A financial planner assists individuals with the management of their personal finances. Successful financial planners usually possess excellent interpersonal and selling skills, as well as broad knowledge of personal finance.
Financial planning activities include estate planning, tax planning, budgeting, asset allocation (i.e., recommending proportions of a client’s wealth to invest in stocks, bonds, commodities, etc . . .), and review of life insurance needs. A financial planner usually does not engage in stock picking or analyzing/recommending individual stocks for their clients. For investments, most financial planners focus on mutual funds and ETFs.
Early in their career, a person working in this area might either (a) work to build their own book of business or (b) support an experienced financial planner by assisting with back office work, preparing customer reports, and preparing presentations for prospective clients.
For most students interested in financial planning, we recommend starting out as a support person for an experienced financial planner or team of experienced planners. Working as a support person would allow you to gain experience and to develop a set of contacts. We recommend looking for employers who are interested in mentoring and developing their early career hires.

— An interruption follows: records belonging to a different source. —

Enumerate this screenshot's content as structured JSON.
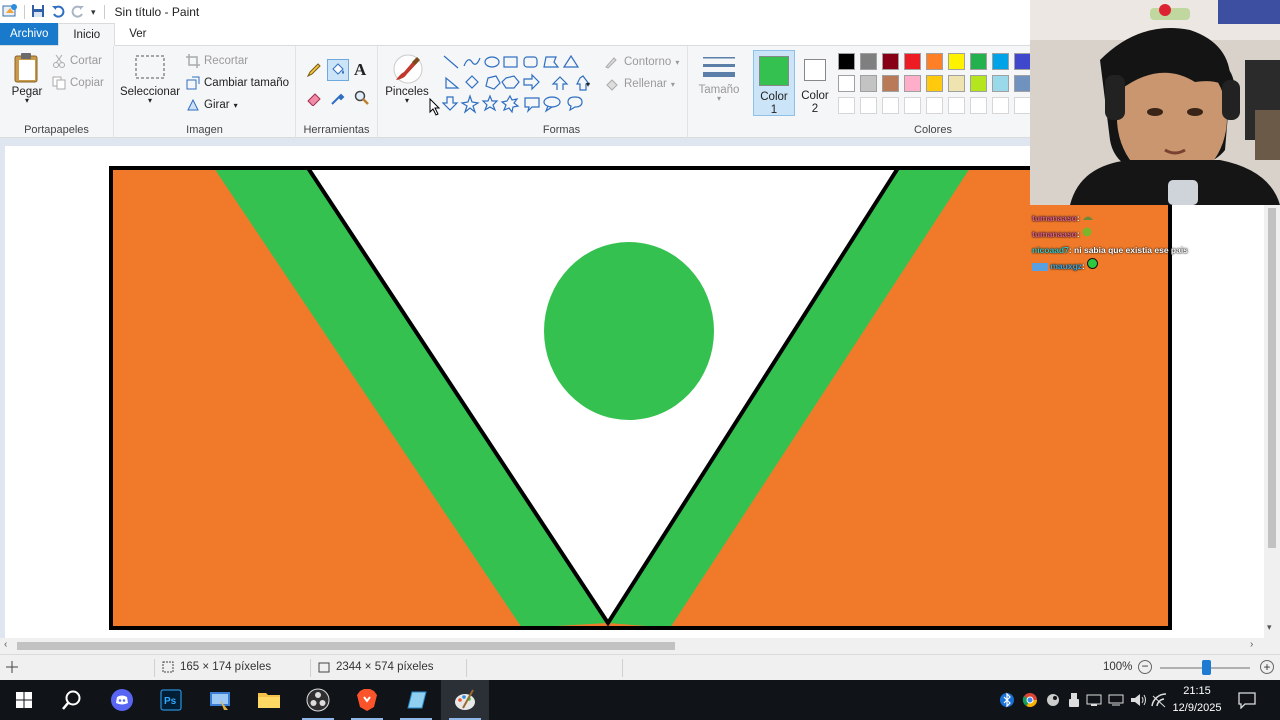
{
  "window": {
    "title": "Sin título - Paint"
  },
  "menu_tabs": [
    "Archivo",
    "Inicio",
    "Ver"
  ],
  "ribbon": {
    "portapapeles": {
      "label": "Portapapeles",
      "paste": "Pegar",
      "cut": "Cortar",
      "copy": "Copiar"
    },
    "imagen": {
      "label": "Imagen",
      "select": "Seleccionar",
      "crop": "Recortar",
      "resize": "Cambiar tamaño",
      "rotate": "Girar"
    },
    "herramientas": {
      "label": "Herramientas"
    },
    "pinceles": {
      "label": "Pinceles"
    },
    "formas": {
      "label": "Formas",
      "outline": "Contorno",
      "fill": "Rellenar"
    },
    "tamano": {
      "label": "Tamaño"
    },
    "color1": {
      "label": "Color",
      "num": "1",
      "value": "#34c14f"
    },
    "color2": {
      "label": "Color",
      "num": "2",
      "value": "#ffffff"
    },
    "colores": {
      "label": "Colores",
      "row1": [
        "#000000",
        "#7f7f7f",
        "#880015",
        "#ed1c24",
        "#ff7f27",
        "#fff200",
        "#22b14c",
        "#00a2e8",
        "#3f48cc"
      ],
      "row2": [
        "#ffffff",
        "#c3c3c3",
        "#b97a57",
        "#ffaec9",
        "#ffc90e",
        "#efe4b0",
        "#b5e61d",
        "#99d9ea",
        "#7092be"
      ]
    }
  },
  "drawing": {
    "orange": "#f07a2a",
    "green": "#34c14f",
    "white": "#ffffff",
    "outline": "#000000"
  },
  "status": {
    "selection_size": "165 × 174 píxeles",
    "image_size": "2344 × 574 píxeles",
    "zoom": "100%"
  },
  "taskbar": {
    "time": "21:15",
    "date": "12/9/2025"
  },
  "chat": [
    {
      "user": "tumanaaso",
      "text": ":"
    },
    {
      "user": "tumanaaso",
      "text": ":"
    },
    {
      "user": "nicoaad7",
      "text": ": ni sabia que existia ese pais"
    },
    {
      "user": "mauxgz",
      "text": ":"
    }
  ]
}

Building a book of business (i.e., obtaining clients) is challenging and takes time. The success rate of early career planners in building a book of business is low. Keys to success include very good selling and interpersonal skills, a well established set of contacts, and the drive and ability to work long hours. Entry level commission-only jobs are very challenging.

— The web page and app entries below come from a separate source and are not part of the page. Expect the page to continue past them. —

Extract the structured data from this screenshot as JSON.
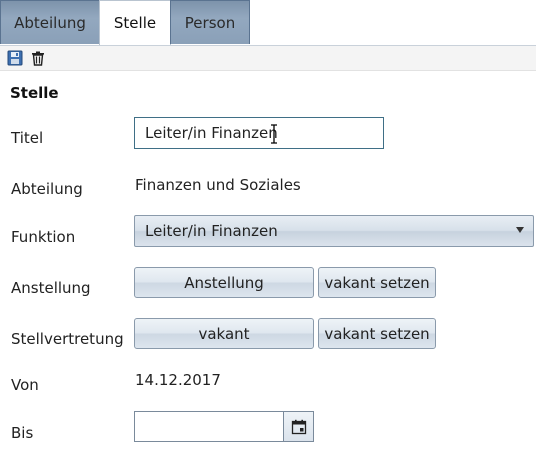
{
  "tabs": [
    {
      "label": "Abteilung",
      "active": false
    },
    {
      "label": "Stelle",
      "active": true
    },
    {
      "label": "Person",
      "active": false
    }
  ],
  "toolbar": {
    "save_icon": "save-icon",
    "delete_icon": "trash-icon"
  },
  "form": {
    "section_title": "Stelle",
    "titel": {
      "label": "Titel",
      "value": "Leiter/in Finanzen"
    },
    "abteilung": {
      "label": "Abteilung",
      "value": "Finanzen und Soziales"
    },
    "funktion": {
      "label": "Funktion",
      "selected": "Leiter/in Finanzen"
    },
    "anstellung": {
      "label": "Anstellung",
      "button": "Anstellung",
      "vakant_button": "vakant setzen"
    },
    "stellvertretung": {
      "label": "Stellvertretung",
      "button": "vakant",
      "vakant_button": "vakant setzen"
    },
    "von": {
      "label": "Von",
      "value": "14.12.2017"
    },
    "bis": {
      "label": "Bis",
      "value": "",
      "calendar_icon": "calendar-icon"
    }
  }
}
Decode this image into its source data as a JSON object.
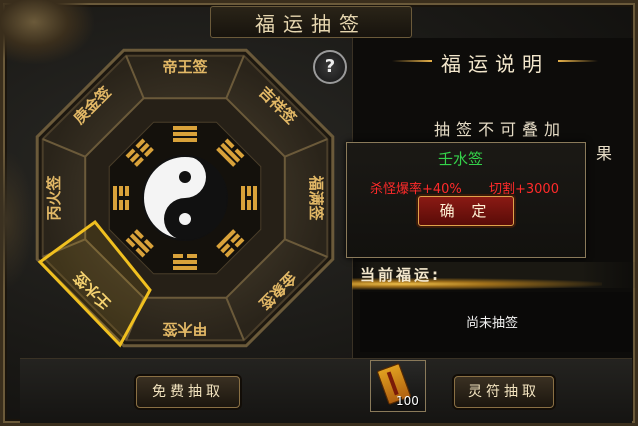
{
  "window": {
    "title": "福运抽签",
    "close_icon": "close-icon"
  },
  "help": {
    "label": "?"
  },
  "wheel": {
    "slots": [
      "帝王签",
      "吉祥签",
      "福满签",
      "金象签",
      "甲木签",
      "壬水签",
      "丙火签",
      "庚金签"
    ],
    "selected": "壬水签"
  },
  "info": {
    "title": "福运说明",
    "line1": "抽签不可叠加",
    "line_cut": "果"
  },
  "popup": {
    "name": "壬水签",
    "stat1": "杀怪爆率+40%",
    "stat2": "切割+3000",
    "confirm": "确 定"
  },
  "fortune": {
    "label": "当前福运:",
    "value": "尚未抽签"
  },
  "buttons": {
    "free": "免费抽取",
    "talisman": "灵符抽取"
  },
  "item": {
    "count": "100",
    "icon": "talisman-icon"
  },
  "colors": {
    "accent_gold": "#e0b24a",
    "green": "#34d24a",
    "red": "#ff2a2a"
  }
}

Financial planners might work for themselves, a small to medium sized financial planning firm, or a large investment advisor (e.g., Vanguard, Fidelity, Merrill Lynch), or a bank (e.g., Bank of America, First Citizens, Wells Fargo). Many banks have a wealth management division. We recommend that you consider extending your job search out to each of the aforementioned types of employers, including smaller firms in your geographic areas of interest.
Students who wish to pursue a career in financial planning should consider passing the Securities Industry Essentials (SIE) Exam and taking steps to become a Certified Financial Planner (CFP). Passing the SIE is the first step in obtaining a Series 7 (General Securities Representative) and other licenses that are generally needed to work in financial planning. To learn more about the SIE, go to finra.org (FINRA oversees SIE) and select “Registration, Exams & CE” or search for “Qualification Exams” on the FINRA website. Visit CFP.net to learn more about the CFP. A number of on-line options exist to fulfill the education requirement portion of the CFP. AppState does not offer a CFP Board approved program.
Finally, it is worth noting that many established financial planners started out in other lines of work (e.g., commercial banking, insurance, retail banking, accounting, or even something far afield from finance). So, we encourage you to keep an open mind about initial job opportunities. A common thread in these “other lines of work” is building a network of contacts.
Suggested Elective Courses
- Professional Selling – MKT 3215
- Principles of Risk Management & Insurance – FIN 3100
- Personal Financial Management – FIN 3030
- Employee Benefits – FIN 3700
- Group Benefits Management – FIN 3720
- Advanced Sales Techniques – MKT 4560